It's all about the box -- the "standard 4"x 4" plexi cube" that each Starbucks store is required to use as a container for tips, that is. Last week, a California Court of Appeal overturned a huge class action award to Starbucks baristas, finding that it was perfectly legal to divide tips from the box among the baristas and shift supervisors who worked each shift. The shift supervisors were the cause of the dispute. Attorneys for the baristas argued that they shouldn't be allowed in the tip pool because, as supervisors, they were agents of the employer, and such agents can't share tips under California law. (Section 351 of the California Labor Code provides that "no employer or agent shall... receive any gratuity or a part thereof that is paid, given to, or left for an employee by a patron....")
The trial was largely about whether the shift supervisors are agents -- that is, whether they really had enough managerial authority to elevate them out of the ranks of the baristas and make them representatives of the employer. But the Court of Appeal didn't spend any time on this issue -- it didn't even decide whether or not the shift supervisors really are agents. Instead, it focused on the "left for an employee" part of the statute, finding essentially that the customer had already pooled the tips among all of the service employees by putting them in a communal tip box. Because the shift supervisors spent much of their time serving customers, and customers knew that their tips would be divided among the employees providing service, it was appropriate to divvy the tips, even if the supervisors were agents.
The more I think about this decision, the odder it seems, for several reasons:
- The court emphasized that employees are free to keep tips given directly to them by a customer -- it's just the tips in the box that get divided. In other words, this case isn't about tip pooling, because the tip was left for a group of employees in the first place. In my decades of patronizing my coffee chain of choice, I've never seen a customer tip an employee directly. This isn't how tips work for counter service, yet the court's decision is based on this distinction between a type of tips that exists and one that largely doesn't.
- The court focused on customer expectations. But that approach makes the statute meaningless in this context. Shift supervisors are only the lowest level of managers at Starbucks, which also has assistant managers and store managers who spend a lot of time serving customers, too. They aren't allowed to share tips per Starbucks policy, but under the court's reasoning, they should. All the customer sees is someone serving coffee and pastries. If the customer's understanding is all that matters, CEO Howard Schultz should get his fair share of the tip box if he spends an hour pulling espresso shots.

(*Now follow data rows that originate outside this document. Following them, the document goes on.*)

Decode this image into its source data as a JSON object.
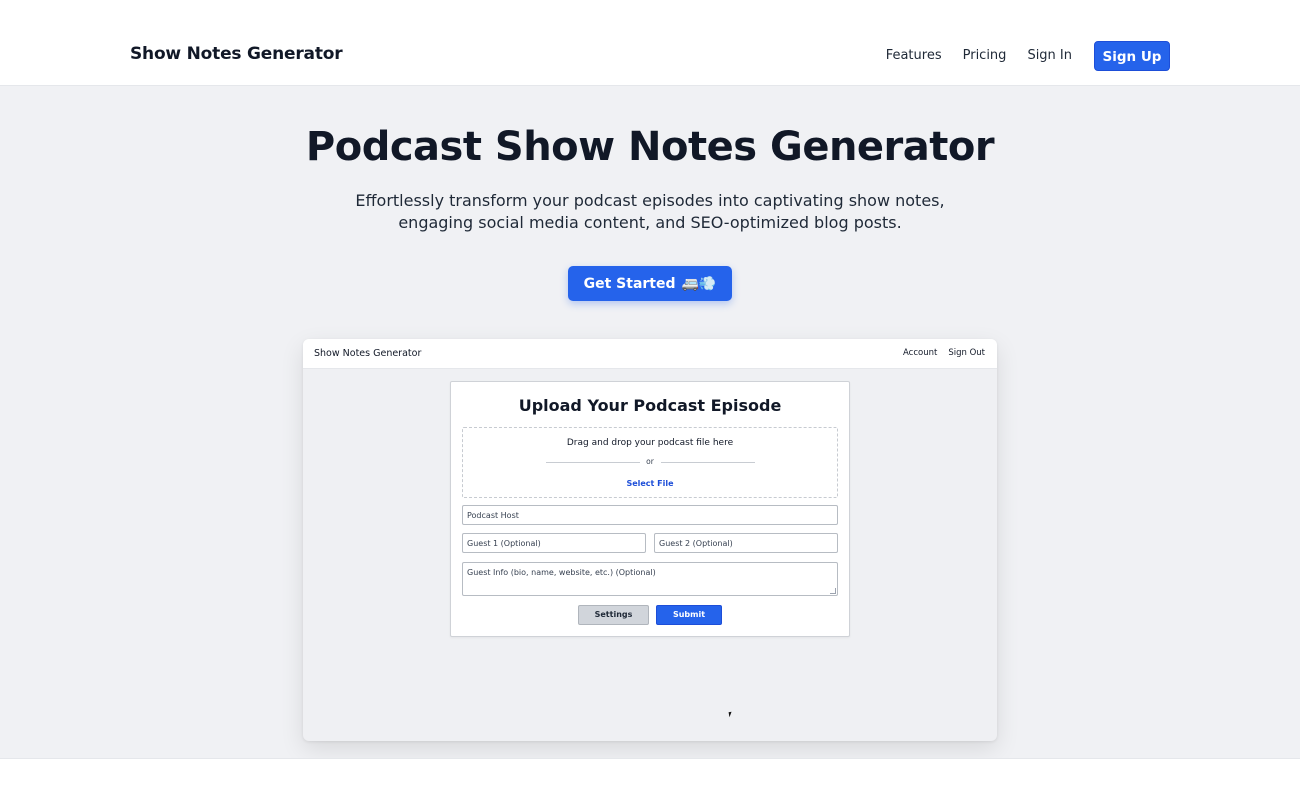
{
  "site": {
    "brand": "Show Notes Generator",
    "nav": {
      "links": [
        "Features",
        "Pricing",
        "Sign In"
      ],
      "cta": "Sign Up"
    }
  },
  "hero": {
    "title": "Podcast Show Notes Generator",
    "subtitle": "Effortlessly transform your podcast episodes into captivating show notes, engaging social media content, and SEO-optimized blog posts.",
    "cta_label": "Get Started",
    "cta_emoji": "🚐💨"
  },
  "preview": {
    "brand": "Show Notes Generator",
    "links": [
      "Account",
      "Sign Out"
    ],
    "card": {
      "title": "Upload Your Podcast Episode",
      "dropzone": {
        "text": "Drag and drop your podcast file here",
        "or": "or",
        "select": "Select File"
      },
      "fields": {
        "host": "Podcast Host",
        "guest1": "Guest 1 (Optional)",
        "guest2": "Guest 2 (Optional)",
        "guest_info": "Guest Info (bio, name, website, etc.) (Optional)"
      },
      "buttons": {
        "settings": "Settings",
        "submit": "Submit"
      }
    }
  },
  "colors": {
    "accent": "#2563eb",
    "hero_bg": "#f0f1f4"
  }
}
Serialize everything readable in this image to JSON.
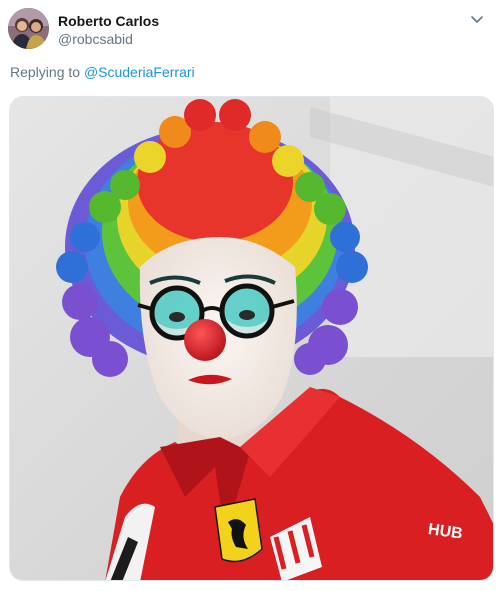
{
  "author": {
    "name": "Roberto Carlos",
    "handle": "@robcsabid",
    "avatar_icon": "profile-avatar"
  },
  "reply": {
    "prefix": "Replying to ",
    "mention": "@ScuderiaFerrari"
  },
  "media": {
    "icon": "clown-photo",
    "visible_text": "HUB",
    "colors": {
      "shirt": "#d91f22",
      "background": "#dcdcdc",
      "link": "#1b95e0"
    }
  },
  "menu": {
    "icon": "chevron-down-icon"
  }
}
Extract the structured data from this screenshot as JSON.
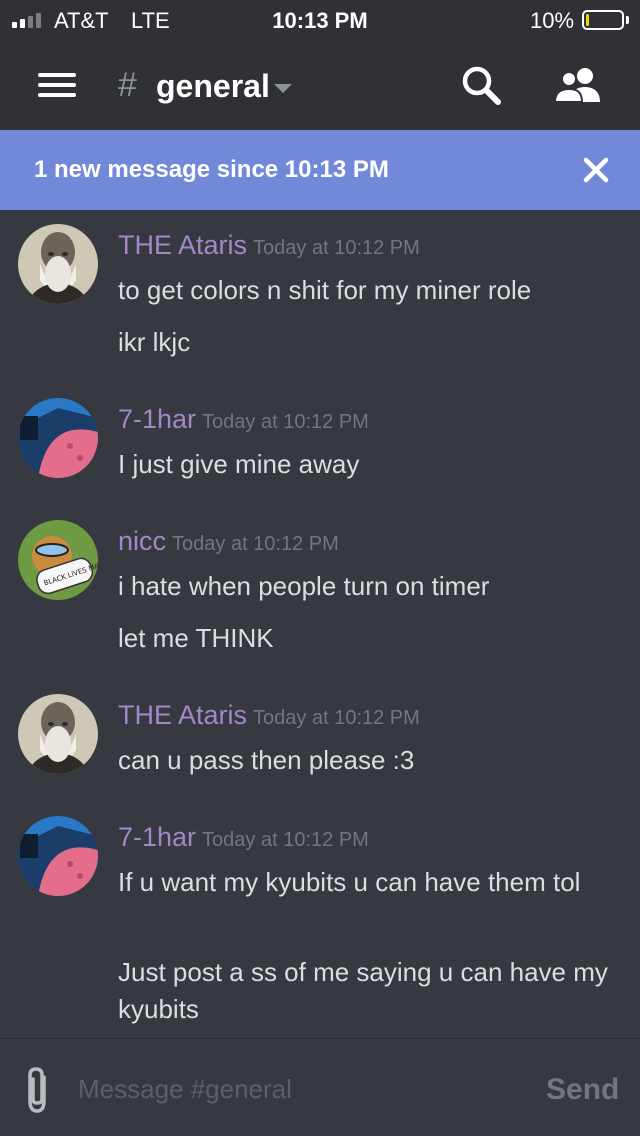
{
  "status_bar": {
    "carrier": "AT&T",
    "network": "LTE",
    "time": "10:13 PM",
    "battery_percent": "10%",
    "battery_level": 0.1,
    "signal_bars_active": 2,
    "signal_bars_total": 4
  },
  "header": {
    "channel_prefix": "#",
    "channel_name": "general",
    "icons": [
      "hamburger-menu-icon",
      "search-icon",
      "members-icon"
    ]
  },
  "banner": {
    "text": "1 new message since 10:13 PM",
    "close_icon": "close-icon"
  },
  "messages": [
    {
      "username": "THE Ataris",
      "timestamp": "Today at 10:12 PM",
      "avatar": "bearded-man-avatar",
      "lines": [
        "to get colors n shit for my miner role",
        "ikr lkjc"
      ]
    },
    {
      "username": "7-1har",
      "timestamp": "Today at 10:12 PM",
      "avatar": "cartoon-starfish-avatar",
      "lines": [
        "I just give mine away"
      ]
    },
    {
      "username": "nicc",
      "timestamp": "Today at 10:12 PM",
      "avatar": "dog-with-sign-avatar",
      "avatar_sign_text": "BLACK LIVES MATTER",
      "lines": [
        "i hate when people turn on timer",
        "let me THINK"
      ]
    },
    {
      "username": "THE Ataris",
      "timestamp": "Today at 10:12 PM",
      "avatar": "bearded-man-avatar",
      "lines": [
        "can u pass then please :3"
      ]
    },
    {
      "username": "7-1har",
      "timestamp": "Today at 10:12 PM",
      "avatar": "cartoon-starfish-avatar",
      "lines": [
        "If u want my kyubits u can have them tol",
        "Just post a ss of me saying u can have my kyubits"
      ]
    }
  ],
  "composer": {
    "placeholder": "Message #general",
    "value": "",
    "send_label": "Send",
    "attach_icon": "paperclip-icon"
  },
  "colors": {
    "background": "#36393f",
    "header": "#2f3136",
    "banner": "#7289da",
    "username": "#a487c9",
    "timestamp": "#72767d",
    "message_text": "#dcddde",
    "battery_low": "#f5d50a"
  }
}
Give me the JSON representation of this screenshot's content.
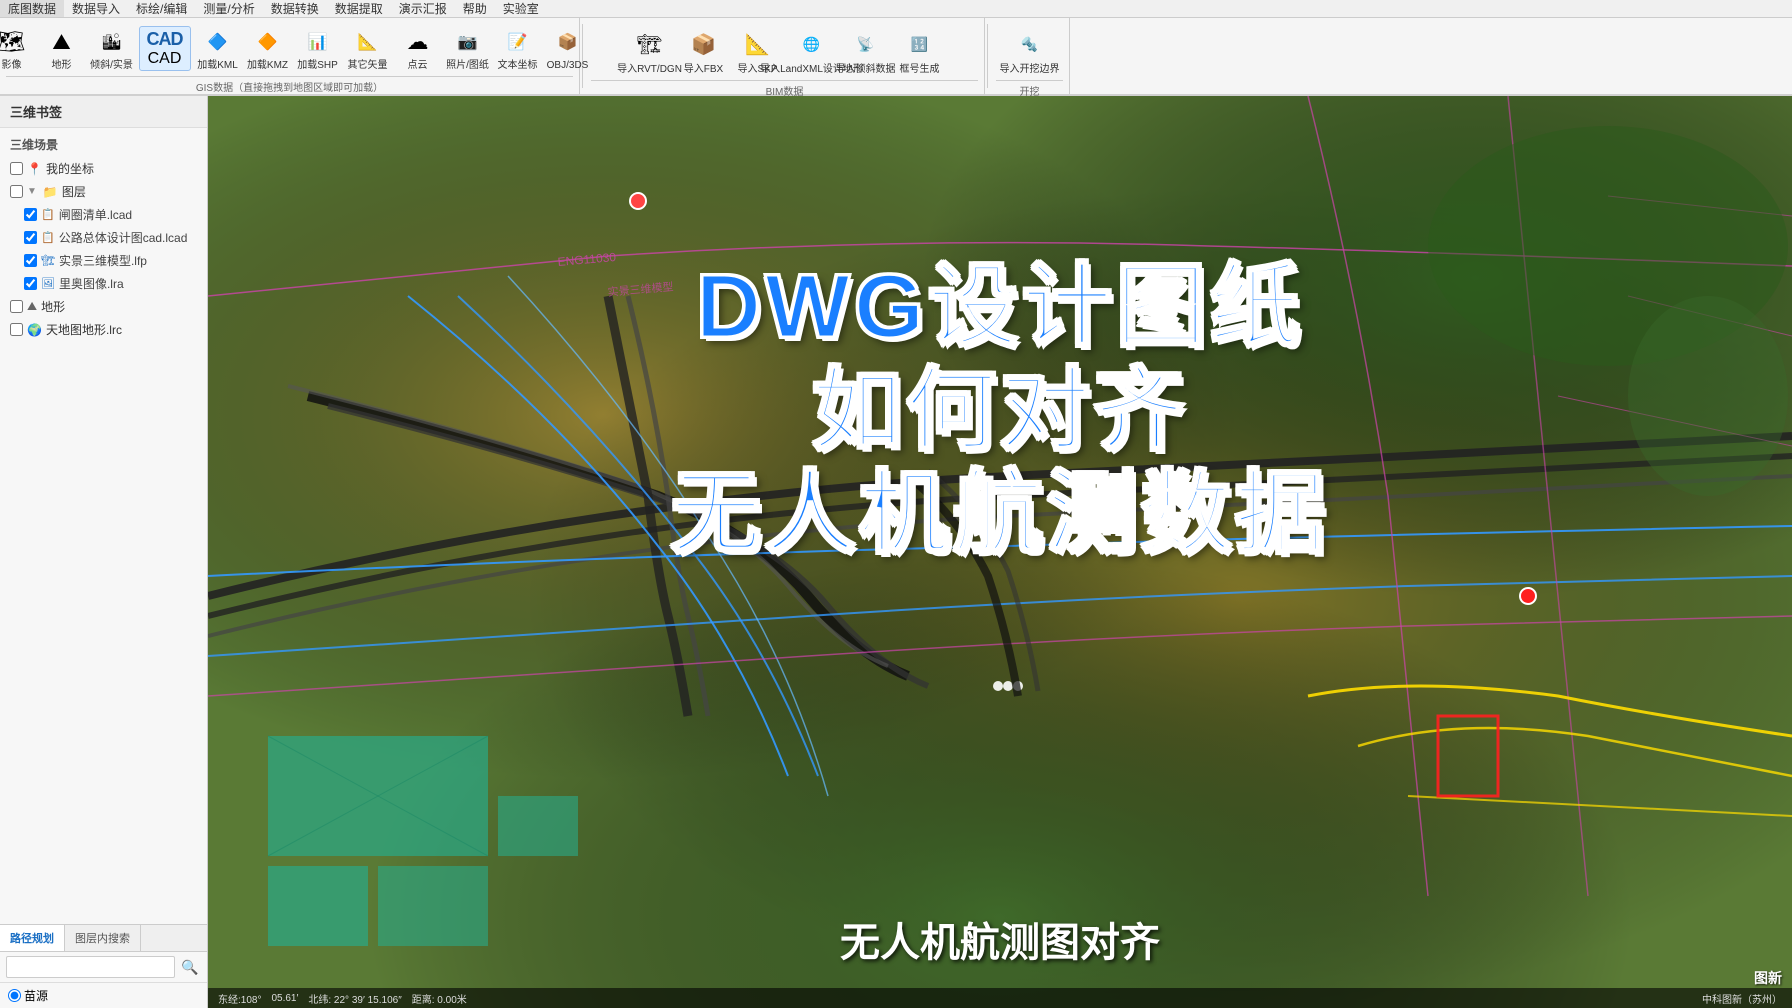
{
  "menu": {
    "items": [
      "底图数据",
      "数据导入",
      "标绘/编辑",
      "测量/分析",
      "数据转换",
      "数据提取",
      "演示汇报",
      "帮助",
      "实验室"
    ]
  },
  "toolbar": {
    "gis_section_label": "GIS数据（直接拖拽到地图区域即可加载）",
    "gis_items": [
      {
        "label": "影像",
        "icon": "🗺"
      },
      {
        "label": "地形",
        "icon": "⛰"
      },
      {
        "label": "倾斜/实景",
        "icon": "🏙"
      },
      {
        "label": "CAD",
        "icon": "CAD"
      },
      {
        "label": "加载KML",
        "icon": "🔷"
      },
      {
        "label": "加载KMZ",
        "icon": "🔶"
      },
      {
        "label": "加载SHP",
        "icon": "📊"
      },
      {
        "label": "其它矢量",
        "icon": "📐"
      },
      {
        "label": "点云",
        "icon": "☁"
      },
      {
        "label": "照片/图纸",
        "icon": "📷"
      },
      {
        "label": "文本坐标",
        "icon": "📝"
      },
      {
        "label": "OBJ/3DS",
        "icon": "📦"
      }
    ],
    "bim_section_label": "BIM数据",
    "bim_items": [
      {
        "label": "导入RVT/DGN",
        "icon": "🏗"
      },
      {
        "label": "导入FBX",
        "icon": "📦"
      },
      {
        "label": "导入SKP",
        "icon": "📐"
      },
      {
        "label": "导入LandXML设计地形",
        "icon": "🌐"
      },
      {
        "label": "导入倾斜数据",
        "icon": "📡"
      },
      {
        "label": "框号生成",
        "icon": "🔢"
      },
      {
        "label": "导入开挖边界",
        "icon": "🔩"
      }
    ],
    "kaizao_label": "开挖"
  },
  "sidebar": {
    "title": "三维书签",
    "tree_title": "三维场景",
    "tree_items": [
      {
        "label": "我的坐标",
        "icon": "📍",
        "type": "item",
        "checked": false
      },
      {
        "label": "图层",
        "icon": "📁",
        "type": "folder",
        "expanded": true,
        "children": [
          {
            "label": "闸圈清单.lcad",
            "icon": "📋",
            "color": "blue"
          },
          {
            "label": "公路总体设计图cad.lcad",
            "icon": "📋",
            "color": "blue"
          },
          {
            "label": "实景三维模型.lfp",
            "icon": "🏗",
            "color": "blue"
          },
          {
            "label": "里奥图像.lra",
            "icon": "🖼",
            "color": "blue"
          }
        ]
      },
      {
        "label": "地形",
        "icon": "⛰",
        "type": "item",
        "checked": false
      },
      {
        "label": "天地图地形.lrc",
        "icon": "🌍",
        "type": "item",
        "checked": false
      }
    ],
    "tabs": [
      "路径规划",
      "图层内搜索"
    ],
    "active_tab": "路径规划",
    "search_placeholder": "",
    "radio_options": [
      "苗源"
    ]
  },
  "main": {
    "title_line1": "DWG设计图纸",
    "title_line2": "如何对齐",
    "title_line3": "无人机航测数据",
    "subtitle": "无人机航测图对齐"
  },
  "status_bar": {
    "lat": "东经:108°",
    "lon": "05.61′",
    "coords": "北纬: 22° 39′ 15.106″",
    "distance": "距离: 0.00米",
    "corner_label": "图新"
  }
}
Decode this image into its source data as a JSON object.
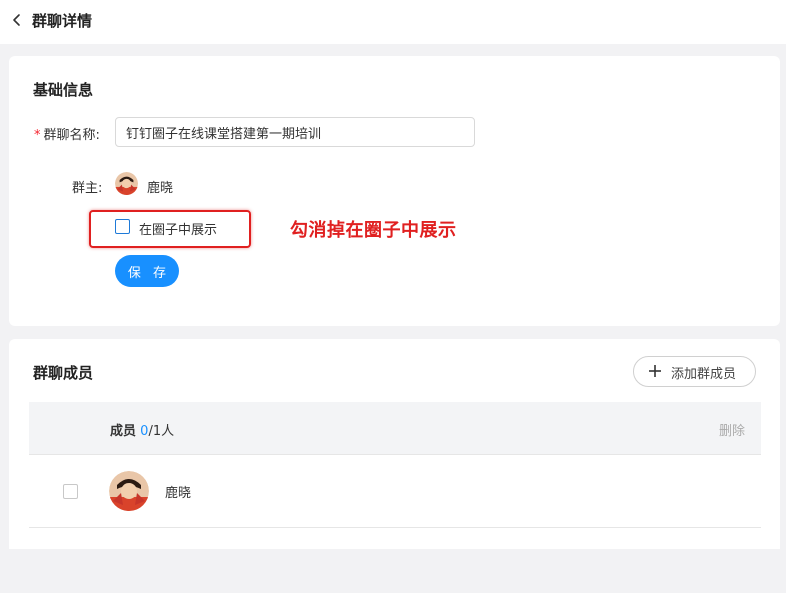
{
  "header": {
    "back_icon": "chevron-left-icon",
    "title": "群聊详情"
  },
  "basic_info": {
    "section_title": "基础信息",
    "name_label": "群聊名称:",
    "required_mark": "*",
    "name_value": "钉钉圈子在线课堂搭建第一期培训",
    "owner_label": "群主:",
    "owner_name": "鹿晓",
    "show_in_circle_label": "在圈子中展示",
    "show_in_circle_checked": false,
    "annotation": "勾消掉在圈子中展示",
    "save_label": "保 存"
  },
  "members": {
    "section_title": "群聊成员",
    "add_button_label": "添加群成员",
    "header_label": "成员",
    "selected_count": "0",
    "total_text": "/1人",
    "delete_label": "删除",
    "rows": [
      {
        "name": "鹿晓",
        "checked": false
      }
    ]
  },
  "colors": {
    "accent": "#1890ff",
    "annotation_red": "#e02020",
    "background": "#f2f2f4"
  }
}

- Customer expectations haven't won the day in other types of tip pooling cases. For example, California courts have repeatedly held that it's legal to require restaurant wait staff to pool tips with bussers, dishwashers, cooks, and other employees who contribute to the service of the diner, as long as no employers or agents are allowed in the pool. Although diners may not object to tips being divided in this way, I don't think that's what most expect when leaving a tip.
- The "agent" argument is the key to the other cases the court cites. For example, the court discusses a casino case in which dealers had to share tips with other employees including shift and floor managers. That case found that it was legal to require tip pooling with employees as long as they weren't agents. Based on job duties, the court in that case found that the floor managers were not agents -- and so could share in the tips -- but the shift managers were agents and therefore not entitled to tips. The court could have analyzed the Starbucks case in just this way, but chose not to.
All of this isn't to say that the baristas have a slam-dunk case. It sounds like the shift supervisors spent most of their time serving customers too, and really didn't receive much more compensation for doing it. Their actual job duties will reveal whether they have "the authority to hire or dicharge any employee or supervise, direct, or control the acts of employees," the definition of an agent. But I think this -- whether or not the shift supervisors are agents -- is the crux of the case, not whether the tips go into the box or the hand.
If you receive tips as part of your compensation, you can learn more about your legal rights by reading Nolo's article Tips, Tip Pooling, and Tip Credits: What Service Employees Need to Know.